States That Control Alcohol Sales Move Toward Privatization

Lingering vestige of Prohibition


Pennsylvanians love to complain about their state's tangled system for alcohol sales. Consumers can't buy wine at grocery stores and have to go to a state-run store if they want to purchase that or hard liquor. Bars and restaurants are the only outlets authorized to sell six-packs of beer, while beer-specific stores, licensed to sell only by the case or the keg, are the go-to source for variety and volume.

Earlier this month, the Pennsylvania House voted to privatize wholesale and retail liquor sales, bringing the state closer than it's ever been to overhauling a system put in place just after Prohibition. But changing a state's alcohol sales system is never simple.

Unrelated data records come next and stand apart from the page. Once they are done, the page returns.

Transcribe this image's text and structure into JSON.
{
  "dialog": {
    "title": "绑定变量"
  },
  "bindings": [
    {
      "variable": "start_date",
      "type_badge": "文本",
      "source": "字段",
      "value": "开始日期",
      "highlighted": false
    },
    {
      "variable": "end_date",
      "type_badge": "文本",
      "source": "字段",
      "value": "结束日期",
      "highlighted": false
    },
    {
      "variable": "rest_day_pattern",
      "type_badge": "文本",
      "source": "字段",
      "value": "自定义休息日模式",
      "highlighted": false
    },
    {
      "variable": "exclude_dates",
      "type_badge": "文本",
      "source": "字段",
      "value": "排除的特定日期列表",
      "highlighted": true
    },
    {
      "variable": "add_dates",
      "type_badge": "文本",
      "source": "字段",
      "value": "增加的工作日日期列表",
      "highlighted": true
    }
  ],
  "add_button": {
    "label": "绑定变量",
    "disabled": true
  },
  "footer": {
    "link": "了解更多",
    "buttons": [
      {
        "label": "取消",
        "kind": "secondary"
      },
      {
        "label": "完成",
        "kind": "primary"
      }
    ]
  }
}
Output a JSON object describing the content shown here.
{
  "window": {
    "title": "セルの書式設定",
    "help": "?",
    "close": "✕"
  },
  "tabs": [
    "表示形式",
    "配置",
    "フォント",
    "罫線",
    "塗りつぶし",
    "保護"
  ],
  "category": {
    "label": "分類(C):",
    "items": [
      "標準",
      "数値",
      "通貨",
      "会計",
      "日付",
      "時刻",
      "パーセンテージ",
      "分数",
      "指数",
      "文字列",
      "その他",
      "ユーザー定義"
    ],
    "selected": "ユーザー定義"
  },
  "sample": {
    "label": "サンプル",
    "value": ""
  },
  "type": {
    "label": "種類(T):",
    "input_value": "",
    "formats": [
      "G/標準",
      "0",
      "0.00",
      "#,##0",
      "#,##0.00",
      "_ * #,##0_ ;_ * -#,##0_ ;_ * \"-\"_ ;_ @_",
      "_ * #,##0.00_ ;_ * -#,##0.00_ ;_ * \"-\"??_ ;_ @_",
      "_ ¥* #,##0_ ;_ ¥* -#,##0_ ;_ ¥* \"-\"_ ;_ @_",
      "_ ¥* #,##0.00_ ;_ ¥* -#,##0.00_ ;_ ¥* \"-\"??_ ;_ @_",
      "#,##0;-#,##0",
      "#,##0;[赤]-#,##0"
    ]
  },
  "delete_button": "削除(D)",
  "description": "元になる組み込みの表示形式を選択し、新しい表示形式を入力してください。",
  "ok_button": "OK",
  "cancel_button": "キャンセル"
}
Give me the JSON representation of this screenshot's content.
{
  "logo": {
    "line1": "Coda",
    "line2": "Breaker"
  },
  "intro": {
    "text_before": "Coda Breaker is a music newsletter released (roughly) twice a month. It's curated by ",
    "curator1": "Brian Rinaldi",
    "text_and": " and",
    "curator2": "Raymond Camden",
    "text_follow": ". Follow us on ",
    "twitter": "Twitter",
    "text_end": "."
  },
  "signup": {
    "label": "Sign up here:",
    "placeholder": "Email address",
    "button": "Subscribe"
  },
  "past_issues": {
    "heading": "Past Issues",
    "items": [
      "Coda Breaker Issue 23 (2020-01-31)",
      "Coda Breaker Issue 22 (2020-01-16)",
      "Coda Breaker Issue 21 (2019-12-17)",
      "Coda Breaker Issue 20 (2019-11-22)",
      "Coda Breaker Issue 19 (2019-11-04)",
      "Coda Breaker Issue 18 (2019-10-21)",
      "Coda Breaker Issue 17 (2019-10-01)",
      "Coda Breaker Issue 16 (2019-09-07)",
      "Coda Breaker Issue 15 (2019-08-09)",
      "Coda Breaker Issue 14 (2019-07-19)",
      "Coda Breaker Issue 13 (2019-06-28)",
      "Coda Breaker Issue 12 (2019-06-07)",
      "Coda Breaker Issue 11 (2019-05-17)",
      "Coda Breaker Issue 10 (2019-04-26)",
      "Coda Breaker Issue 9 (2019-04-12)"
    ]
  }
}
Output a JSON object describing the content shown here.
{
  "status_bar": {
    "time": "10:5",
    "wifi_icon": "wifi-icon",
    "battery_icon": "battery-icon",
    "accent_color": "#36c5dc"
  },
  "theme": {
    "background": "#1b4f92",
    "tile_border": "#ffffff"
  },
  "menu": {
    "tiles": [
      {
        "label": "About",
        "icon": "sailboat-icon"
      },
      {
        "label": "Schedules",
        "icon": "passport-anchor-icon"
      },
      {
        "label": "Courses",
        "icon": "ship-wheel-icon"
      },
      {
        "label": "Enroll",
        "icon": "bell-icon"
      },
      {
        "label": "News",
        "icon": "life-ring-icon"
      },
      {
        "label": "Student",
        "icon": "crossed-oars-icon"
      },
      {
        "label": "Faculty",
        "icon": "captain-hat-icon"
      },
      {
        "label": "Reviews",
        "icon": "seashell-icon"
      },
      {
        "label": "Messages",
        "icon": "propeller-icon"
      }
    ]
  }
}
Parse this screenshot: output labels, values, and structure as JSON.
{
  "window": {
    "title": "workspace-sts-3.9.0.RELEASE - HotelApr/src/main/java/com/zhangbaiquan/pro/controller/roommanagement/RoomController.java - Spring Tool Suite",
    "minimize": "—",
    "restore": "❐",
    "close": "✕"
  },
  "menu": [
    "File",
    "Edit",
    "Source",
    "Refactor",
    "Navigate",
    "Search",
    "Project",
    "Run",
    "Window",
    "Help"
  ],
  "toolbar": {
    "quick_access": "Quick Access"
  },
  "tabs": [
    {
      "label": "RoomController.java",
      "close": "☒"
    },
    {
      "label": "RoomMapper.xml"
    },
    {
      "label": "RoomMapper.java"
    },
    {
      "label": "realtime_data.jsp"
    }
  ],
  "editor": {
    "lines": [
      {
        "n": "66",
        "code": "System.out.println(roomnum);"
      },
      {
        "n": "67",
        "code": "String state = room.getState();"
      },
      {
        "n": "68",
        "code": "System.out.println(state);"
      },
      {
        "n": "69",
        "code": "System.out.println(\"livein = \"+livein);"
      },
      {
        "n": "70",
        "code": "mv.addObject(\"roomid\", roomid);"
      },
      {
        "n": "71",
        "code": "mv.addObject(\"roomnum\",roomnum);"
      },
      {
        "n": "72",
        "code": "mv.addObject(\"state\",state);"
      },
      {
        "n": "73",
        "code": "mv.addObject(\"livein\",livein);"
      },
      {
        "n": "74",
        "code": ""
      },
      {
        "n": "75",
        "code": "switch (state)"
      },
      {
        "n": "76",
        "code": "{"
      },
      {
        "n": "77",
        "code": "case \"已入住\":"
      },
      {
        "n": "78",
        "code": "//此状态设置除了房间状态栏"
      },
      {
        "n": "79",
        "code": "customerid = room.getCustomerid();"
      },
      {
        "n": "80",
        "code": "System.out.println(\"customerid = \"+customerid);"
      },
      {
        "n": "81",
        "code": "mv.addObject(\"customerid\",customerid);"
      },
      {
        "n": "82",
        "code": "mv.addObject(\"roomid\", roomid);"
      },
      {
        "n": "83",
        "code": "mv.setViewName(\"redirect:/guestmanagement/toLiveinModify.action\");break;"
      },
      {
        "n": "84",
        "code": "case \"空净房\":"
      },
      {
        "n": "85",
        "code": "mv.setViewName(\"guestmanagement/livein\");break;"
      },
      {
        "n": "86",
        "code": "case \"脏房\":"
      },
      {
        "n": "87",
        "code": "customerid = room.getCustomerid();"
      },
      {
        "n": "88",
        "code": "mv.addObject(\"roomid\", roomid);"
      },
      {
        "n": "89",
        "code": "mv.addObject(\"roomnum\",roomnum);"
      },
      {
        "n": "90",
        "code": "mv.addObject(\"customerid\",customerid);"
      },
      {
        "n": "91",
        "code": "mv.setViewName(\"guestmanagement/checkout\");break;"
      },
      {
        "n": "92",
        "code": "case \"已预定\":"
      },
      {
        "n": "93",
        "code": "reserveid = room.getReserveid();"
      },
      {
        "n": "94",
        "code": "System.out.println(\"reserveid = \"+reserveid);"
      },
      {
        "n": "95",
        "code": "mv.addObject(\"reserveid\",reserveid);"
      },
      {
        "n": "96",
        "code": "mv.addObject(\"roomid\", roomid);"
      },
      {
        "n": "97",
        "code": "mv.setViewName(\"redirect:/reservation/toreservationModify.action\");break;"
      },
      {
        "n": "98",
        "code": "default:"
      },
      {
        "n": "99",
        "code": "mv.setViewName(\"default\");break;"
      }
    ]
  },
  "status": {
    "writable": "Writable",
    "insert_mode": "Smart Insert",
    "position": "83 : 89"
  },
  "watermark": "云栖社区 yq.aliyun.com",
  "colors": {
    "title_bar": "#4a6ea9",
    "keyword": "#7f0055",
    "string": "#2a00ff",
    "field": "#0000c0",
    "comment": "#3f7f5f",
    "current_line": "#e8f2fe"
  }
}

Seventeen states have an agency charged with overseeing the wholesale or retail sale of liquor or wine, but only Pennsylvania and Utah exert complete control over all such sales. The roster of "control states" hadn't changed significantly in decades until last June, when Washington privatized its state-run system, becoming the first state since the 1930s to completely abandon its role in both retail and wholesale liquor sales.